Nevertheless, all mosques fulfil the same task – they are places of prayer and of prostration before God (the meaning of the word 'mosque' in Arabic) and are therefore of equal value. A Central European mosque with its own distinguishing features is therefore every bit as legitimate as, for example, a hall mosque in the Maghreb. Conversely, a traditional Chinese mosque would be just as out of place in Turkey as is a traditional Ottoman mosque in Germany.
Places of communication
Mosques have always been places of communication and not primarily prestigious showcases. Particularly in an open and pluralistic society, the task of communication is of central importance. An unceremonious and unbiased atmosphere is particularly conducive to fruitful conversation. Buildings that insist on the preservation of traditions can instead become barriers between people.
When the Islamic community of Penzberg first invited me to a meeting, I was surprised at the provisional character of their prayer house. This character rubs off over time onto the work of the community and its board of directors. Everything is provisional.
But in Penzberg it was more the case that everything was in flux. In the course of our conversation the young, charismatic imam painted a stirring vision of the future of Muslims in Germany. Finally! A community that sees itself and its religion as a self-evident part of German society.
As the last touches were put onto the mosque, we architects were at the construction site every day to coordinate and supervise the work. During those days I noticed an older man who regularly visited the building site.

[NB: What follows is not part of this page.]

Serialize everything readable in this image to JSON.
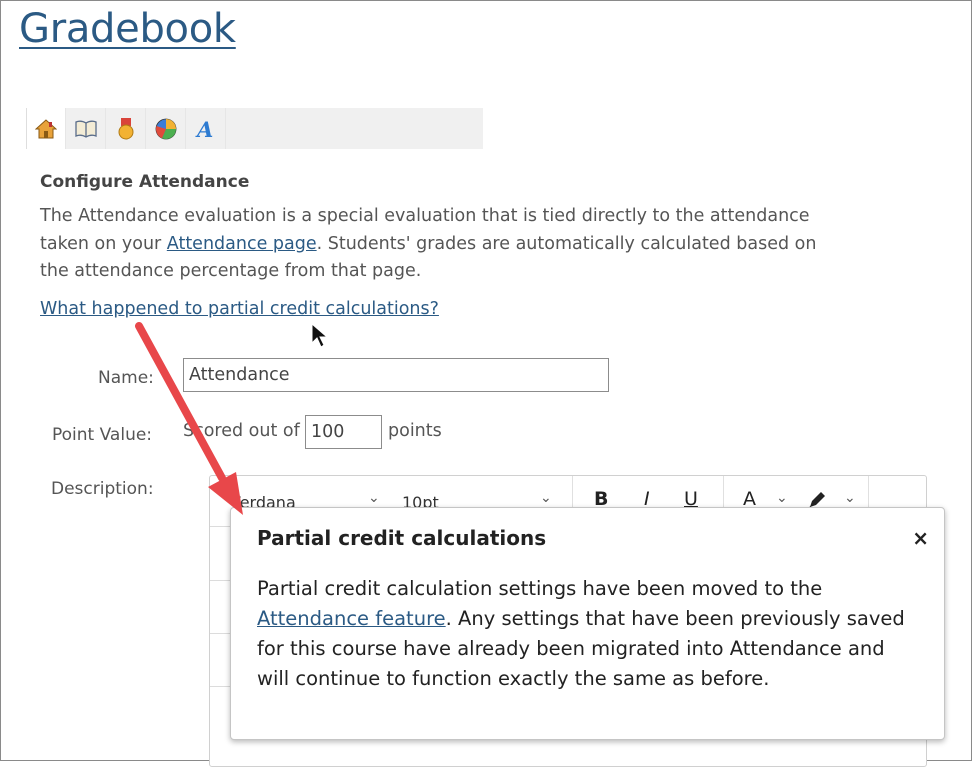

One day, he took me aside and asked about the minaret, when it was coming and whether it would fit into its environment.
A remarkable work of art
It turned out that he lived right across the street from the mosque and he and his wife were concerned about the outcome of the project. I assured him that I stood by my word that with the minaret the community would be presenting the city with a remarkable work of art.

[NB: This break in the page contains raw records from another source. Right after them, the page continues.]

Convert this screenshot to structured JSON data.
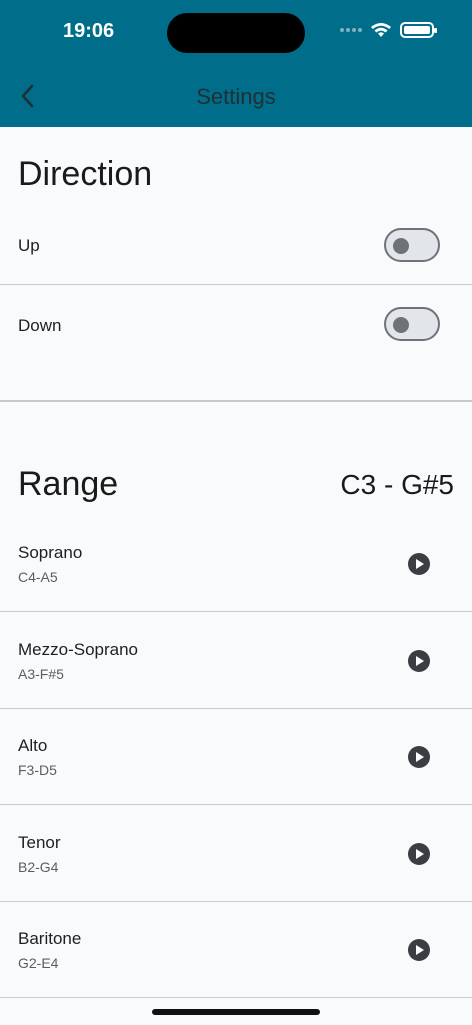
{
  "status_bar": {
    "time": "19:06"
  },
  "header": {
    "title": "Settings",
    "back_icon": "chevron-left-icon"
  },
  "direction": {
    "title": "Direction",
    "options": [
      {
        "label": "Up",
        "on": false
      },
      {
        "label": "Down",
        "on": false
      }
    ]
  },
  "range": {
    "title": "Range",
    "value": "C3 - G#5",
    "voices": [
      {
        "name": "Soprano",
        "range": "C4-A5"
      },
      {
        "name": "Mezzo-Soprano",
        "range": "A3-F#5"
      },
      {
        "name": "Alto",
        "range": "F3-D5"
      },
      {
        "name": "Tenor",
        "range": "B2-G4"
      },
      {
        "name": "Baritone",
        "range": "G2-E4"
      }
    ]
  },
  "colors": {
    "header": "#006d8a",
    "background": "#f9fafc",
    "play": "#3a3e42"
  }
}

The neighbour thanked the board of directors at the opening and told them that he and his wife now drink their coffee in the evening at the window with the curtains drawn back so they can enjoy the lovely view.
I often ask myself which part the architecture actually plays in the success of the Islamic community here. The building is naturally only a passe-partout, a frame for the community, and without the activities and openness of its members even the most beautiful mosque would not be a success.

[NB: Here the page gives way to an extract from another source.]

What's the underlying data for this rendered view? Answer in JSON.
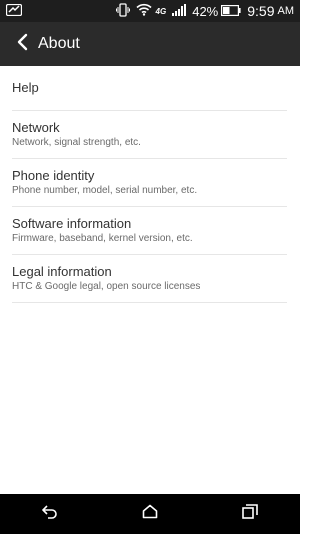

Still, though, the architecture does make a vital contribution. An exceptional, aesthetically pleasing, open and transparently conceived building helps the community to achieve an identity and acquire self-confidence.
In retrospect it can be said that the board of directors acted wisely and with foresight. The fears of the residents were taken seriously and were all laid to rest in the course of many joint meetings. Overall, a project was realised that will hopefully form a shining example for many other cities and communities.
© C.H. Beck / Qantara.de 2009
This essay is reprinted with the kind permission of C.H. Beck publishers.
"Moscheen in Deutschland. Religiöse Heimat and gesellschaftliche Herausforderung" (in German only). By Bärbel Beinhauer-Köhler and Claus Leggewie. With an essay by Alen Jasarevic and a photo essay by Mirko Krizanovic. 2009. 240 pages, 46 illustrations, just published by C.H. Beck.